* **Exercise objective**: What lines in the entries below contain the word "vertical"? Copy all of them.

* **Dataset rows for apps and sites**:
=====

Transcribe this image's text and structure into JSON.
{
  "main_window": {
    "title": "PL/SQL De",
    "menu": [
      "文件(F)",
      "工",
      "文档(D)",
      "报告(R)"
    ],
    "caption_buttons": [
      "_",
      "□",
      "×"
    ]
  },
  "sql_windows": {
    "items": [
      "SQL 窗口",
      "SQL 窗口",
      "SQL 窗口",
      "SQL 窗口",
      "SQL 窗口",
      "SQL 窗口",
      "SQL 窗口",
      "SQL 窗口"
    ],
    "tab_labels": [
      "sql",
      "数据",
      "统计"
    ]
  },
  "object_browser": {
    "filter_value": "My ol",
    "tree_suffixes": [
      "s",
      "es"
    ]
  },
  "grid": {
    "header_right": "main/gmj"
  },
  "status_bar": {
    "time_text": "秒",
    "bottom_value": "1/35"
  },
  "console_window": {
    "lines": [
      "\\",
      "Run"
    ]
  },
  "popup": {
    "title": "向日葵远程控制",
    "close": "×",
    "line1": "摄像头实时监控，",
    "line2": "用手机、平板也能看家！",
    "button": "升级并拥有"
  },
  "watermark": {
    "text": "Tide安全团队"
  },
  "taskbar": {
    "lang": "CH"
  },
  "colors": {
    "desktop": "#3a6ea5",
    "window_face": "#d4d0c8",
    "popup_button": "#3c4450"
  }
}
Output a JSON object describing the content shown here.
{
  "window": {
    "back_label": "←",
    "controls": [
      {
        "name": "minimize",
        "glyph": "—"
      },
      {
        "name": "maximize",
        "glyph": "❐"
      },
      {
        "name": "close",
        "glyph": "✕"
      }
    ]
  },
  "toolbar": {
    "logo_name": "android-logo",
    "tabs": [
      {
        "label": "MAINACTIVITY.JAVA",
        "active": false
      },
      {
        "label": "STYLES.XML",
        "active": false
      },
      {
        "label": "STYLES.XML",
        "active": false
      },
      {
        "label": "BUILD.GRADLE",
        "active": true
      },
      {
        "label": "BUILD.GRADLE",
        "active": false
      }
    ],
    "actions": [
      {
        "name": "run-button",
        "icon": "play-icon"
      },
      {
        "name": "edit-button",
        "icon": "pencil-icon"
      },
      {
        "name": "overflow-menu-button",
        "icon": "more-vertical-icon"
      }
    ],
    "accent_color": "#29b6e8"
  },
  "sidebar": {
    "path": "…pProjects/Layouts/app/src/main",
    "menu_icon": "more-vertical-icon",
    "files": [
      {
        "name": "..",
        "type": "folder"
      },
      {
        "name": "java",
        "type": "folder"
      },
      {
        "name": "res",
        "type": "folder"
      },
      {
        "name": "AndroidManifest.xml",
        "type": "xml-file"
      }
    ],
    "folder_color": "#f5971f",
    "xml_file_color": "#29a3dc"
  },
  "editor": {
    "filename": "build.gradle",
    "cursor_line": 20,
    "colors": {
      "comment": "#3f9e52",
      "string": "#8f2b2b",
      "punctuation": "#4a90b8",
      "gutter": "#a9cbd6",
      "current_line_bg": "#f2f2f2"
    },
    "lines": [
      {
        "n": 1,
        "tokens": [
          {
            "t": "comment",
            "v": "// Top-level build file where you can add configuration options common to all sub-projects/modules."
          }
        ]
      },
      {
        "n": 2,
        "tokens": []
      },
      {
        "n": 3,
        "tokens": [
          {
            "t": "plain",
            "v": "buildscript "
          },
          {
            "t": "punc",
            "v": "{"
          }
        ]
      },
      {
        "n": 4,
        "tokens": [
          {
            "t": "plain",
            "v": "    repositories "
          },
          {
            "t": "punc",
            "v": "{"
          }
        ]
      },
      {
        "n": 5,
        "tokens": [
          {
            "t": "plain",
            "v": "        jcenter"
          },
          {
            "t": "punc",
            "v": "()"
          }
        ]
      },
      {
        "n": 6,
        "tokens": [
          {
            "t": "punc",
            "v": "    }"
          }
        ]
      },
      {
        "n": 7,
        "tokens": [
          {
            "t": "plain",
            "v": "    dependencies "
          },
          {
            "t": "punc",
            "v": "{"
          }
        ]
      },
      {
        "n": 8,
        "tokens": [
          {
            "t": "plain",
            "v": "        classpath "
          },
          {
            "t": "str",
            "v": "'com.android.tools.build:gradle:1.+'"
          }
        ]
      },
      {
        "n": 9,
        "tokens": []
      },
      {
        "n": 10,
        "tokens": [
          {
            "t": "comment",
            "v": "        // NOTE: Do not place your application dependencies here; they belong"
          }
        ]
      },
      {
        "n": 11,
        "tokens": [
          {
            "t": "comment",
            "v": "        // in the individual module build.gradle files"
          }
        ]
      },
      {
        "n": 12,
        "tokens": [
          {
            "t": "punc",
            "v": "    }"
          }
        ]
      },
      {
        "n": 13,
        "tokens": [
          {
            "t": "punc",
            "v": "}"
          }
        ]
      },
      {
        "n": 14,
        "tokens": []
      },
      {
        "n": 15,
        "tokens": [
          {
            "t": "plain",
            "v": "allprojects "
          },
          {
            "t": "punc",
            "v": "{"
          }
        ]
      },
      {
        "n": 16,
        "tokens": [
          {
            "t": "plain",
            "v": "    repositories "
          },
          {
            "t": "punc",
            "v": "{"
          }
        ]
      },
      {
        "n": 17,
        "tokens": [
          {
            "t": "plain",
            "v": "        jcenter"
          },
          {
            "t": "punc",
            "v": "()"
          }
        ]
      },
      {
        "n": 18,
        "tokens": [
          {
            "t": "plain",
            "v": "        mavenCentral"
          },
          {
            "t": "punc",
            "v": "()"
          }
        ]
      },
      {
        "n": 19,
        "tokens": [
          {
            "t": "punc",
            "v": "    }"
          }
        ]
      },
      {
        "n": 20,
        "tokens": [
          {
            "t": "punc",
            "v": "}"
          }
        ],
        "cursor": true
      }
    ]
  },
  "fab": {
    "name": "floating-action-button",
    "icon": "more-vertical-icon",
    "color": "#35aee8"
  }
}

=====

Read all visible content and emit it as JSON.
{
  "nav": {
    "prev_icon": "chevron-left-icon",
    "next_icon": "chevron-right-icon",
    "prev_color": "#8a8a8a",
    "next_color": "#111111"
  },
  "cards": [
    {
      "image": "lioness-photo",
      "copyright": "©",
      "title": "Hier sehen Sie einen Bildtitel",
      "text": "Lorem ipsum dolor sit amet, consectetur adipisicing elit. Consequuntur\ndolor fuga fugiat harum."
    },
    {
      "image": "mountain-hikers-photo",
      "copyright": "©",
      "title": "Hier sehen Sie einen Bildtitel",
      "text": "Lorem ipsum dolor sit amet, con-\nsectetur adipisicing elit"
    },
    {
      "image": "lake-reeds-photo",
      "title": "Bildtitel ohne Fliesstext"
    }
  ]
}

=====

* **Response to the task**:
        "icon": "more-vertical-icon"
    "menu_icon": "more-vertical-icon",
    "icon": "more-vertical-icon",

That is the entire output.